EGU21-8921, updated on 04 Mar 2021
EGU General Assembly 2021
© Author(s) 2021. This work is distributed under
the Creative Commons Attribution 4.0 License.

Depth-dependent Clustering Analysis of Fractures in Crystalline Basement Rocks

Mohammad Javad Afshari Moein1, Keith Evans2, Benoît Valley3, Kristian Bär4, and Albert Genter5
Mohammad Javad Afshari Moein et al.
  • 1Martin Luther University of Halle-Wittenberg, Institut of Geosciences and Geopgraphy, Halle/Saale, Germany (
  • 2ETH Zürich, Department of Earth Sciences, Zurich, Switzerland
  • 3University of Neuchâtel, Center for Hydrogeology and Geothermics, Neuchâtel, Switzerland
  • 4Technical University of Darmstadt, Institute of Applied Geosciences, Darmstadt, Germany
  • 5(5) ES-Géothermie, Strasbourg, France

Understanding the complex seismic, thermal, hydraulic and mechanical processes active during the hydraulic stimulation or continuous operation of Enhanced Geothermal Systems (EGS) requires an accurate description of the pre-existing fractures and faults. However, the three-dimensional characterization of the fracture network is challenging, as direct observation of the discontinuity network at great depth is limited. Fracture image logs and continuous core, which provide line samples through the fracture network, are most valuable in this regard as they provide the most precise option to place constraints on network attributes in stochastic realizations of the fractured rock mass. Among various geometrical attributes, the spatial clustering of fractures plays a critical role on the rock mass properties. 
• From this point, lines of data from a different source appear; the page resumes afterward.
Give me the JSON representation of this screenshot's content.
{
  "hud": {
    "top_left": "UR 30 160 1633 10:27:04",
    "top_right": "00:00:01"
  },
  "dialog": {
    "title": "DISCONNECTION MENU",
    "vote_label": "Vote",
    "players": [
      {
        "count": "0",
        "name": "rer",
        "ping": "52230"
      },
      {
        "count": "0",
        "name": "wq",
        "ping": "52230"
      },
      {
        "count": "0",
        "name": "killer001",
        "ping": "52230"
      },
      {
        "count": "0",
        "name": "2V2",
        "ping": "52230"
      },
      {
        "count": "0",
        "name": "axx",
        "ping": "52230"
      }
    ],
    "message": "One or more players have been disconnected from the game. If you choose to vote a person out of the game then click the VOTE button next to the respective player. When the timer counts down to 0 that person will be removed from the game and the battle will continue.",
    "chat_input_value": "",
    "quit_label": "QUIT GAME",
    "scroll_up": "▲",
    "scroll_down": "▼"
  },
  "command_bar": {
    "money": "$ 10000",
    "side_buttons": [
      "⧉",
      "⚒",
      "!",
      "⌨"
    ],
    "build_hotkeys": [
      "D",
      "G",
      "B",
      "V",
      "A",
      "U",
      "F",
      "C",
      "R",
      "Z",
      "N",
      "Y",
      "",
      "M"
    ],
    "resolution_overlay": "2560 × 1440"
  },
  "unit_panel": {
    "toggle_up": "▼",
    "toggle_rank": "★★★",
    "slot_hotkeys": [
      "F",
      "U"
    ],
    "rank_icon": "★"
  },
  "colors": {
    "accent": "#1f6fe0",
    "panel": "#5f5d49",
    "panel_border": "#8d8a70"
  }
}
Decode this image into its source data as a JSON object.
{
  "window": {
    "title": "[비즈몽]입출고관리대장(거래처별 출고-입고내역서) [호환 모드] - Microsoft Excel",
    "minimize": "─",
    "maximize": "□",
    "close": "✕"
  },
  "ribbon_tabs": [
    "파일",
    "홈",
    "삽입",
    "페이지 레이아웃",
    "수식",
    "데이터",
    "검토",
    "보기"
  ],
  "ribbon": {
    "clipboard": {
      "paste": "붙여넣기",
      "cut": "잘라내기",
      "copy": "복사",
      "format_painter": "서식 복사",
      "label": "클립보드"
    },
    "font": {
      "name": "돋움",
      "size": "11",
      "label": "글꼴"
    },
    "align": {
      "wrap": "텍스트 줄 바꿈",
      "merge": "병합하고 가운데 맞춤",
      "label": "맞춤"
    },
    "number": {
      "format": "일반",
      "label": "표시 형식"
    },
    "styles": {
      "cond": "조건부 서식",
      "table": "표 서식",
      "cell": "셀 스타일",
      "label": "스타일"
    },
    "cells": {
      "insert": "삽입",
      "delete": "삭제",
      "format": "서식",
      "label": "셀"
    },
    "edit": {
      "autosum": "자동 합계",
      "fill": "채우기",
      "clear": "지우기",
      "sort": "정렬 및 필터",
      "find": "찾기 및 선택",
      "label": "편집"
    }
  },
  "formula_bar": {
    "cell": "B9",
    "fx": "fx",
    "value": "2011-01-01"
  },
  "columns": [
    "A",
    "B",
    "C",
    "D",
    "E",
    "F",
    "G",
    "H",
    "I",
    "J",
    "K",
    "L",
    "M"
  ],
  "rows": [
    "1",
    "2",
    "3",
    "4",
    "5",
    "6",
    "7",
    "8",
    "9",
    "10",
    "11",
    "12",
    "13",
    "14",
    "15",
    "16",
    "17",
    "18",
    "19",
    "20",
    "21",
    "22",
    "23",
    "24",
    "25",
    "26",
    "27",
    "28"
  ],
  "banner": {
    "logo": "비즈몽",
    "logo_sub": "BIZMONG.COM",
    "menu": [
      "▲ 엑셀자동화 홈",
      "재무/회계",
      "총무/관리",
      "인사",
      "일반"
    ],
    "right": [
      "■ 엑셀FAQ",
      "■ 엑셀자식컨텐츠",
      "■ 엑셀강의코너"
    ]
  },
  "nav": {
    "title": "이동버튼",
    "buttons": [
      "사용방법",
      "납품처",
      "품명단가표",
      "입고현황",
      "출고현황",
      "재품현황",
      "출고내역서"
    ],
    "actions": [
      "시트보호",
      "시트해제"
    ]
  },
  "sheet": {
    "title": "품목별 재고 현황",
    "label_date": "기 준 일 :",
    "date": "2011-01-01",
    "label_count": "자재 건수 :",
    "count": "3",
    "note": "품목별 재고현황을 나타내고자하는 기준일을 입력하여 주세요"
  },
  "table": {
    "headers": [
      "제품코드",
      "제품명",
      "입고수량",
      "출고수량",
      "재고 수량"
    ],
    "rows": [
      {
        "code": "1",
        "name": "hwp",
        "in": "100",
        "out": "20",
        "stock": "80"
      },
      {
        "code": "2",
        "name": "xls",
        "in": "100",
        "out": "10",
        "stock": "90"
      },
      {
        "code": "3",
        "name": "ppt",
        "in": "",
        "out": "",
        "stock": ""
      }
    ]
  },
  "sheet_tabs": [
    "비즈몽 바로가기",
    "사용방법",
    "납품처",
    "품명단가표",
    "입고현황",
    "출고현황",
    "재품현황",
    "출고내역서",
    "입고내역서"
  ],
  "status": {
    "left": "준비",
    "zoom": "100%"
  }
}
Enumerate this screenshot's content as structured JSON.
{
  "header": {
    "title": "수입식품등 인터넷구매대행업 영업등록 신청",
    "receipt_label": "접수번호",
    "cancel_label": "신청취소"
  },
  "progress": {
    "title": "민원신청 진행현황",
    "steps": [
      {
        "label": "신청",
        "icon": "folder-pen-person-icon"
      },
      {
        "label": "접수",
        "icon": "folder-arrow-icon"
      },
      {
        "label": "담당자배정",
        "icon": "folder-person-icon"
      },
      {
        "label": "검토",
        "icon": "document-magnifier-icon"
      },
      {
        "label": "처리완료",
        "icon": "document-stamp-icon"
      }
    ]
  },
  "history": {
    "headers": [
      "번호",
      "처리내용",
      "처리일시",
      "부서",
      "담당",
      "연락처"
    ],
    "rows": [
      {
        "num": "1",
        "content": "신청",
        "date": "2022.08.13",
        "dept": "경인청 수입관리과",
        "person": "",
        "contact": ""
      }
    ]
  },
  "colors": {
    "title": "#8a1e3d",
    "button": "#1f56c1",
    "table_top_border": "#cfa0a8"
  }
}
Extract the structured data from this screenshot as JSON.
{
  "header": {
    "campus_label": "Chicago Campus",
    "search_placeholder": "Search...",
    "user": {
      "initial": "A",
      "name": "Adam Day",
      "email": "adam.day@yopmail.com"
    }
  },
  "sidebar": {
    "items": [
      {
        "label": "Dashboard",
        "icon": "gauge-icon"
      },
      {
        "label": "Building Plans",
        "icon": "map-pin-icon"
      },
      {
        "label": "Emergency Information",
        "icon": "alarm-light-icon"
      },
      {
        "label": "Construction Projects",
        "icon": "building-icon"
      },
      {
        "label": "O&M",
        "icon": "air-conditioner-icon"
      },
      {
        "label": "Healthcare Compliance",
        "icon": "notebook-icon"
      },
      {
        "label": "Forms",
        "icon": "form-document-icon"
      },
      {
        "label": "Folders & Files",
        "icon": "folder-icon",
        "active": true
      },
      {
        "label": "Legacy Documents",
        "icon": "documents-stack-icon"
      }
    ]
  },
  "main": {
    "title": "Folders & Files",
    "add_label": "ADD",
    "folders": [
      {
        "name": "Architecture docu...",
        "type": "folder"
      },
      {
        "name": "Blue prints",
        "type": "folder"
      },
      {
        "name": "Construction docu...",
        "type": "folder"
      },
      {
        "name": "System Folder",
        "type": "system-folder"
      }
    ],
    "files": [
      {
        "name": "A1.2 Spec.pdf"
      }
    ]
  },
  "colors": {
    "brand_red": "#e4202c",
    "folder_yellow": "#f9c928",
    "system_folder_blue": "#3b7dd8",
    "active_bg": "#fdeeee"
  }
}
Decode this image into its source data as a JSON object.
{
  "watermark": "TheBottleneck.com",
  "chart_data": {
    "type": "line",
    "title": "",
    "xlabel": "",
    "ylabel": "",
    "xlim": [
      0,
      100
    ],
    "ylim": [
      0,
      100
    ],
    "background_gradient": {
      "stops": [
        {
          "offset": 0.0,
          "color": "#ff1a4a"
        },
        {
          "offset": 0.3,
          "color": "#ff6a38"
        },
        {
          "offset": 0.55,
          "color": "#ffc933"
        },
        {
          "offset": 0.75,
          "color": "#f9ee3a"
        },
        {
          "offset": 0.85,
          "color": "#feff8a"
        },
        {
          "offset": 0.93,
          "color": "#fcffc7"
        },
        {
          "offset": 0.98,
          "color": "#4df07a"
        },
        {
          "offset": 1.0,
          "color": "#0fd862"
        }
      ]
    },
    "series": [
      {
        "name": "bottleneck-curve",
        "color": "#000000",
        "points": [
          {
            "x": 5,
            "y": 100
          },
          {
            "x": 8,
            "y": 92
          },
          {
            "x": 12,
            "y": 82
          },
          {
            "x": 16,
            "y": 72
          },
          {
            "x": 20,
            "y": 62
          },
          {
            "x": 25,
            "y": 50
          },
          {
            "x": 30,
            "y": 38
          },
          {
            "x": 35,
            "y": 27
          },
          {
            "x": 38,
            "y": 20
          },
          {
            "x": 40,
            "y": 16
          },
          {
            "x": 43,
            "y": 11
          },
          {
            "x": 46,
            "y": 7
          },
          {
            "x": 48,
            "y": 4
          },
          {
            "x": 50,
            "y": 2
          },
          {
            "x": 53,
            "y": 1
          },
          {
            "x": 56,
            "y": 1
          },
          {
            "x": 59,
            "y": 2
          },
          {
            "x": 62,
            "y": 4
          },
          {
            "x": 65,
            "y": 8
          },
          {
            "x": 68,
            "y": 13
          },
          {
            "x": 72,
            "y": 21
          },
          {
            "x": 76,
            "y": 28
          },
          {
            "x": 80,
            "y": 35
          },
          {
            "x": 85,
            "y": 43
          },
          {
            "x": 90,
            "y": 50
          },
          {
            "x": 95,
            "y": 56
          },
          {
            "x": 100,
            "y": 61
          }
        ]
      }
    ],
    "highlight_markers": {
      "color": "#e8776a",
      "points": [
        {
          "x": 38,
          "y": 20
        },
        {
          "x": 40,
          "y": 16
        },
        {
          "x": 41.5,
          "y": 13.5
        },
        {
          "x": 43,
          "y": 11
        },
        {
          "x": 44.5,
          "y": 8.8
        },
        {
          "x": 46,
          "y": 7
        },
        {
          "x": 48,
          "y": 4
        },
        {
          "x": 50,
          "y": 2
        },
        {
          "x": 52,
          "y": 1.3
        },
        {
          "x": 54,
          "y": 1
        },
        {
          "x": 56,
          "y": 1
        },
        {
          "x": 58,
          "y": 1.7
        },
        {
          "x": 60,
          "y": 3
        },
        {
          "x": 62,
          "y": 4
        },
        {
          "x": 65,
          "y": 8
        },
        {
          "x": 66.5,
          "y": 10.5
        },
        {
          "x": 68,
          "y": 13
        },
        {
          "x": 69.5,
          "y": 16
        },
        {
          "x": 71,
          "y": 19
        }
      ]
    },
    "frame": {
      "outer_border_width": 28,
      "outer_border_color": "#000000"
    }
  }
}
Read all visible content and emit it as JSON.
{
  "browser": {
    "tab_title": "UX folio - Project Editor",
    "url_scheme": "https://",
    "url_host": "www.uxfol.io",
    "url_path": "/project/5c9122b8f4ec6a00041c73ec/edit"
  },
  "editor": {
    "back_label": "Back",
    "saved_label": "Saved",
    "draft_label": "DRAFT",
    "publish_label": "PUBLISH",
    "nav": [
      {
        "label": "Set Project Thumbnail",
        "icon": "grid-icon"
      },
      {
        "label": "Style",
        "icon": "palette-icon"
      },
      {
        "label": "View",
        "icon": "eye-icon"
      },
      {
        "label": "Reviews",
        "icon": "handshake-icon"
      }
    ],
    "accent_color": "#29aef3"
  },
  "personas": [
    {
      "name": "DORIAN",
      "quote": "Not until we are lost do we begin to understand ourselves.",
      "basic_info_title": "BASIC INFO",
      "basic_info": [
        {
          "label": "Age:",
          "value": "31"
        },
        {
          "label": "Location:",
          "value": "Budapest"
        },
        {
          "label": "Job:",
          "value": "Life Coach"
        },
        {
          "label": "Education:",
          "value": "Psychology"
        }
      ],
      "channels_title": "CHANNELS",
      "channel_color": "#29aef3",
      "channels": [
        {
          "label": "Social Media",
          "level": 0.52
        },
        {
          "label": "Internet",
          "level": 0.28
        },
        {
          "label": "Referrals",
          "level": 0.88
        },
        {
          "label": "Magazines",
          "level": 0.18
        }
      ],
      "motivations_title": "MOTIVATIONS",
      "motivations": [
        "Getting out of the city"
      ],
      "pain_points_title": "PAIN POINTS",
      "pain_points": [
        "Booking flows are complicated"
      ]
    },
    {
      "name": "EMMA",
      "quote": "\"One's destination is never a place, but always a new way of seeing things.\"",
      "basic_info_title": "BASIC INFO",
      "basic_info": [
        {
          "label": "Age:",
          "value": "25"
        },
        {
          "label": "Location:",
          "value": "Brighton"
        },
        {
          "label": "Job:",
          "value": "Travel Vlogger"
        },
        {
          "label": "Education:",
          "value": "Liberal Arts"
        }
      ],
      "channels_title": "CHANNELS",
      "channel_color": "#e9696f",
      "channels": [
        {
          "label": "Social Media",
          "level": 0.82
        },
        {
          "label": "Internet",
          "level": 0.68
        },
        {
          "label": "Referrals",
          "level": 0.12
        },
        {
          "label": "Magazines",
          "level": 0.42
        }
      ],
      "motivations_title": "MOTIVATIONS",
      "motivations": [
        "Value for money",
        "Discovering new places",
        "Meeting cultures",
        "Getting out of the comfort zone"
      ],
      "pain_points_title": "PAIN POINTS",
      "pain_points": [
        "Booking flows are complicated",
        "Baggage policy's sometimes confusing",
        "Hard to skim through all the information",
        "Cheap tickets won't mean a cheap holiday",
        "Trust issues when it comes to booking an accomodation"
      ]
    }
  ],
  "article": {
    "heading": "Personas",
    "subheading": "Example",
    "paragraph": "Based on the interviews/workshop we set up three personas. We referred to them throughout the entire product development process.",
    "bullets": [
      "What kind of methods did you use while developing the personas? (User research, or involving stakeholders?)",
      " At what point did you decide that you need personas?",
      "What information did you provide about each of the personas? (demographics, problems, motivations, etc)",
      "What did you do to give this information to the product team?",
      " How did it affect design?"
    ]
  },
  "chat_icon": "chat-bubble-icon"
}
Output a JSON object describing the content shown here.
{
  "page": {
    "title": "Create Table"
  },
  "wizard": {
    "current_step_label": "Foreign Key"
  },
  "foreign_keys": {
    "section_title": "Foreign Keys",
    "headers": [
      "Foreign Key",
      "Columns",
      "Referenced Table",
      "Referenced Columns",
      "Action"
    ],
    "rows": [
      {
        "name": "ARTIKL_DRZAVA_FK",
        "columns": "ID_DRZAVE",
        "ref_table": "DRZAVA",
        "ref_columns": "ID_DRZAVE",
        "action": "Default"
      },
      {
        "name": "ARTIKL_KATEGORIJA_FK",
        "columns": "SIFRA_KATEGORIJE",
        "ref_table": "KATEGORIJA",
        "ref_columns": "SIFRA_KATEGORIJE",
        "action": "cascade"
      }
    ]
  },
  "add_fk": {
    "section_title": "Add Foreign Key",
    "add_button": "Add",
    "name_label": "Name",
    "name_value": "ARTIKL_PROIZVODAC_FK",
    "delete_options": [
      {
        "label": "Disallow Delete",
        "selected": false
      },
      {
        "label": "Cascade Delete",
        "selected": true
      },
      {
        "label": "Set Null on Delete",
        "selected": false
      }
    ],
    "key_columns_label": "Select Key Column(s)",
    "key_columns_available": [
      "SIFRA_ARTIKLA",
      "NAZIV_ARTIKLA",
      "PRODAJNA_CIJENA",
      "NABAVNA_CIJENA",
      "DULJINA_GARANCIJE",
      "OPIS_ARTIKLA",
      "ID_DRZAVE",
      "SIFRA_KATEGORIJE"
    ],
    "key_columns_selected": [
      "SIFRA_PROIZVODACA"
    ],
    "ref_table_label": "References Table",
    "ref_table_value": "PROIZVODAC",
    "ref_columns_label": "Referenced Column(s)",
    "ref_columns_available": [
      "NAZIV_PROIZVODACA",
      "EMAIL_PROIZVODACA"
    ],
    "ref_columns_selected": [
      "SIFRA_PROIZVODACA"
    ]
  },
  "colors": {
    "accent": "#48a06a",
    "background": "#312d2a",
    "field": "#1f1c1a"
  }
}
Here, we analyzed the spatial distribution of fractures derived from image log runs in six deep boreholes in crystalline basement rock. In one well, the fracture distribution from continuous core was also available. The wells were drilled to depths between 2-5 km, and were all located in the same tectonic setting of the Upper Rhine Graben, which is recognized for its high geothermal potential. The normalized correlation integral method was employed to define the scaling relationships of fracture patterns. This methodology is demonstrated to be less affected by the finite size effects, delivering reliable estimates of scaling laws.

Detailed analyses of image log datasets revealed fractal scaling with similar fractal dimensions (between 0.85 and 0.96), prevailed over almost two orders of magnitude of scale. The same was true for the fracture distribution derived from the continuous core, although this distribution was found to be more clustered than that derived from image logs in the same well (i.e. the fractal dimension was lower, which may be due to the partial fracture sampling of image logs which have a coarser resolution than continuous core analyses). Analysis of fractures in sub-sections of the core dataset from progressively increasing depths revealed no systematic depth-dependency for the fractal dimension, although a local variation at a scale of hundreds of meters was identified.

How to cite: Afshari Moein, M. J., Evans, K., Valley, B., Bär, K., and Genter, A.: Depth-dependent Clustering Analysis of Fractures in Crystalline Basement Rocks, EGU General Assembly 2021, online, 19–30 Apr 2021, EGU21-8921,, 2021.